Everybody Knows This Is Now Here (Goethe Institut: Gallery, 7:45 p.m.) — Not gonna lie. This one only made the list for its punning title, which alludes to a classic Neil Young & Crazy Horse album from 1969. You wanted a reference less antediluvian than the James Bond film franchise, and we have obliged. Everybody Knows… is a multimedia dance oriented work from the Mountain Empire Performance Collective that, per the press release, “explores physical and virtual distance through the lens of female friendship and the Great American Road Trip. Blending dance, film, personal story and song, the performers search for home in the digital age. Where do we land when we can be everywhere and nowhere at the same time?”

Love Song to Miss Kitty (Atlas Performing Arts Center: Lab II, 8 p.m.) — “It’s like a John Wayne movie, but with gay people,” promises LaGoDi Collective, the producers of 2010’s Miss Teen Jesus Pageant.

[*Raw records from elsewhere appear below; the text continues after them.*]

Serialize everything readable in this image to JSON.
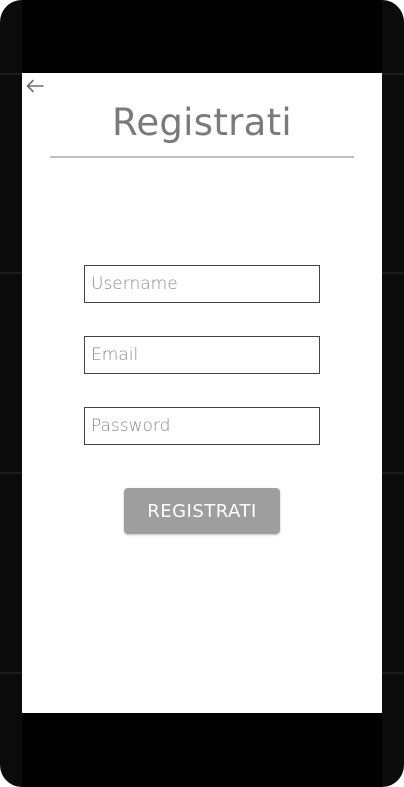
{
  "header": {
    "title": "Registrati",
    "back_icon": "arrow-back-icon"
  },
  "form": {
    "username_placeholder": "Username",
    "username_value": "",
    "email_placeholder": "Email",
    "email_value": "",
    "password_placeholder": "Password",
    "password_value": "",
    "submit_label": "REGISTRATI"
  },
  "colors": {
    "title": "#7a7a7a",
    "button_bg": "#9e9e9e",
    "button_text": "#ffffff",
    "divider": "#bfbfbf",
    "frame": "#000000"
  }
}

Ward Bond in The Searchers always seemed gay to me, but whatever. The Duke’s heyday predates both James Bond and Neil Young. We’ve got our fingers on the pulse of the zeitgeist, here at Fringeworthy. Finger on the pulse.

Chesapeake (Fort Fringe: Bedroom, 8 p.m.) — From Edge of the Universe Players 2 comes playwright Lee Blessing‘s “magical-realist fable about an artist, a politician and the dog that
unites their fates forever.” The solo show is performed by Dexter Hamlett, no relation to the fictional melancholy Dane.

Interrogation (Mountain, 8:30 p.m.) — Playwright John Feffer is billing his sixth play to debut at the Captial Fringe in six years as a dark comedy about America’s resignation to the fact of ubiquitous electronic surveillance. Our reviewer Sarah Kaplan was mixed on Feffer’s The Politician last year, but Erin Petty called him “a brilliant writer and performer” in her review of his 2010 Edible Rex. In any case, Feffer’s sardonic commentary on Beltway-insider culture (he works at the Institute for Policy Studies by day) has becoming a pleasantly familiar feature of the festival.

Stone Tape Party (Atlas Performing Arts Center: Sprenger, 8:30 p.m.) — Nu Sass Productions is another Fringe perennial. The sturdy, versatile company behind 2013’s 43 1/2: The Greatest Deaths of Shakespeare’s Tragedies and 2012’s agitprop Tent of Dreams: An Occuplay, among others, now turns its attention to an original tale of sex, drugs, jazz, and ghosts by Danny Rovin.

Hey, Hey, LBJ! (Goethe Institut: Main Stage, 8:45 p.m.) — Vietnam veteran-turned San Francisco Chronicle journalist-turned-standup comic-turned-storyteller David Kleinberg‘s solo account of his experiences covering America’s most divisive 20th century war as an Army Combat Correspondent and then protesting it upon his return to the U.S. promises to be heartfelt and informed by hard-won experience.

There. That oughtta get you started, anyway. If you check out one of these half-dozen, or one of the other two-dozen-plus-one opening tonight, tweet us @fringeworthy and let us know what you thought.

Image from Lee Blessing’s play Chesapeake, which opens at The Bedroom tonight.